Jesus never refrained from speaking even when He knew this might turn people away or cause them to dislike Him.  Just think of the Bread of Life discourse!  He could have apologized or clarified His teaching to keep people from leaving at the boldness of His statements, but instead He turns to His disciples, "Will you also leave?".

Thought: Simplicity also dives into our prayer life.  St. Francis de Sales says here too we must be realistic and try not to over-react (or under-react).  He says, "Often one lets himself be knocked down by a gnat when he combats monsters by imagination" (Oevres, vol 26, p 36) This saying points to how often in prayer we can conjure up these ideas of doing wonderful things for God, big projects, sacrifices, works of charity... but all these are actually not within our reach and not practical for our state of life.  We think we are doing something great by having these aspirations, while in the meantime a little inconvenience sends us into an angry rage or a look from another brings our mind where we would rather not go.  True holiness lies in not getting upset during the traffic jam or giving time to a friend in need when you have 12 other pressing items on your plate.  St. Francis de Sales says that we should first battle in the arena of our every day lives for here are the opportunities God has provided for our holiness.

Tuesday, September 6, 2016

The Little Virtues: Gentleness

Last week one of the Gospels was the story of Jesus expelling demons from a possessed man.  The priest who came that day, Fr. Cambra, MIC, proclaimed the Gospel with such clarity that it highlighted our Lord's gentleness.  I thought of St. Francis de Sales' quote:
"Nothing so strong as gentleness, nothing so gentle as real strength".
 How did he do this?  Father always proclaims the Gospel with inflection and, when appropriate, enough variation in his voice to signify the different speakers.  As he proclaimed the section in which the demons were speaking, his voice was louder and angry sounding.  He even sounded as if accusing Jesus negatively of "know[ing] who He [is], the Holy One of God".  Jesus rebukes the demons.  Here I expected a sharp response.  A rebuke seems to demand that same forceful punch, and yet father did something completely different.  His voice changed to a soft, gentle tone, that same calm peacefulness you would use when instructing a 4 year-old. Slowly and quietly, but directly and firmly, he spoke, "Quiet.  Come out of him".

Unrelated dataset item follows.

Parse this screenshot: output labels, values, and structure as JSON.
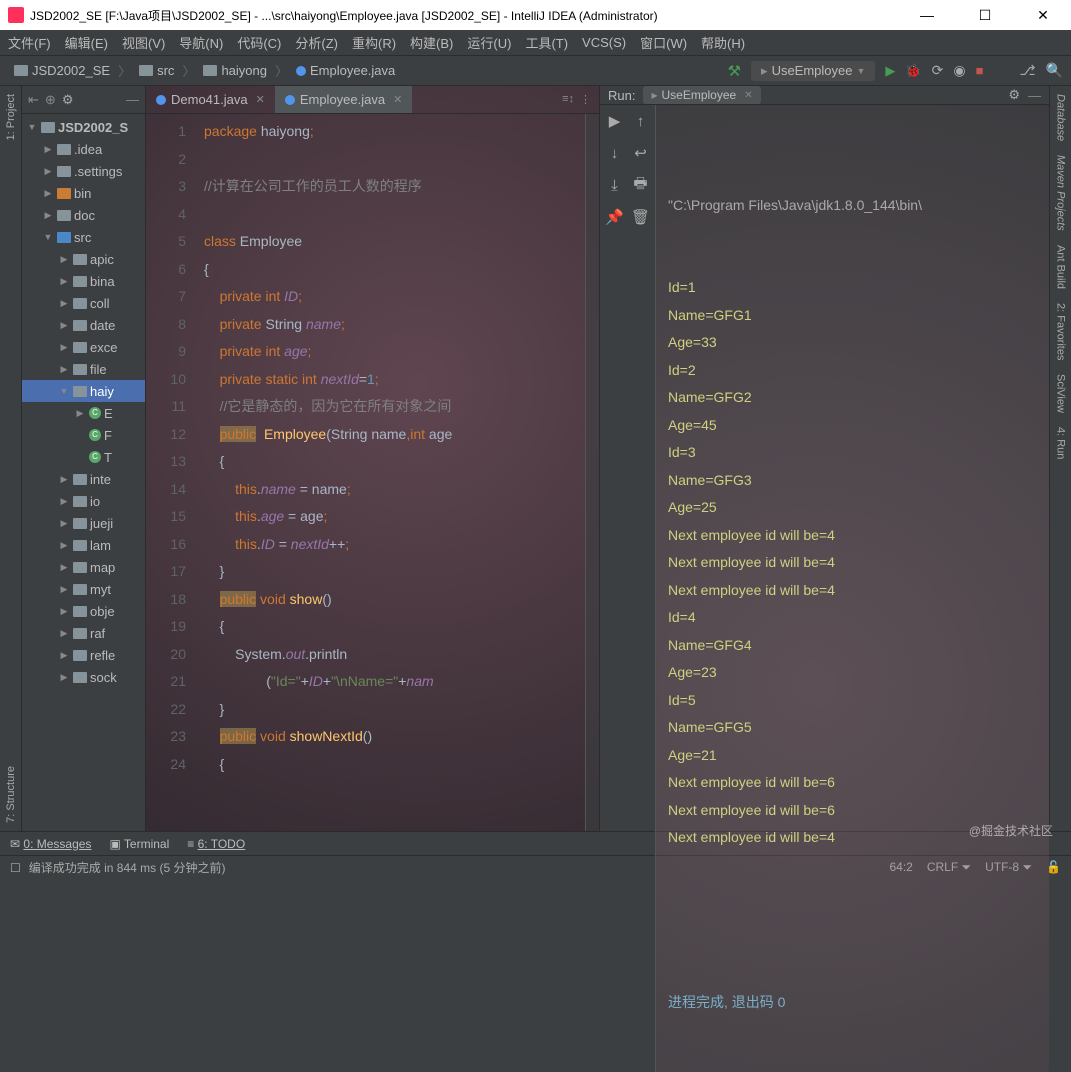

This gentle firmness is that real strength our Holy Father (St. Francis de Sales) speaks of...for it even expels demons!  Jesus first knows who He is, the Son of God, and calmly responds to who these demons are and what their proper place is.  He also shows love and care for the soul of the man who is possessed.  This gentle strength shows that gentleness is not being a push-over, or hiding in the midst of contradiction, but remaining calm in the face of difficulties and challenges.  It is loving others as they are and helping them to see who God has called them to be, AND helping them to be that person.  This is true love of neighbor.

When one enters the Visitation, one of the first things to learn is the new language.  This is a language of gentleness.  When a "command" is given, it is generally phrased as a gentle nudge..
"Would you mind..." 
"I noticed that..."  
In other orders those same directive would likely be given in a much more direct manner:
"You need to..."  or    "We do not..."
 These simple differences in phrasing show the underlying charism of gentleness.  A correction is given through a gentle nudge, and a "command" is given which sounds like a little question.

In the world, it might be challenging to use this "gentle phrasing" as it could easily be blown off as unimportant or lacking firmness, but I would say that if you use them with love, it is not the force of the command, but the tug upon the heart which will move a soul to do any particular action.  This is what we are all called to do.  To respond to the movements of our heart and the gentle tug of the Lord who often speaks, even direct and strong commands, in a gentle, peaceful and unassuming manner.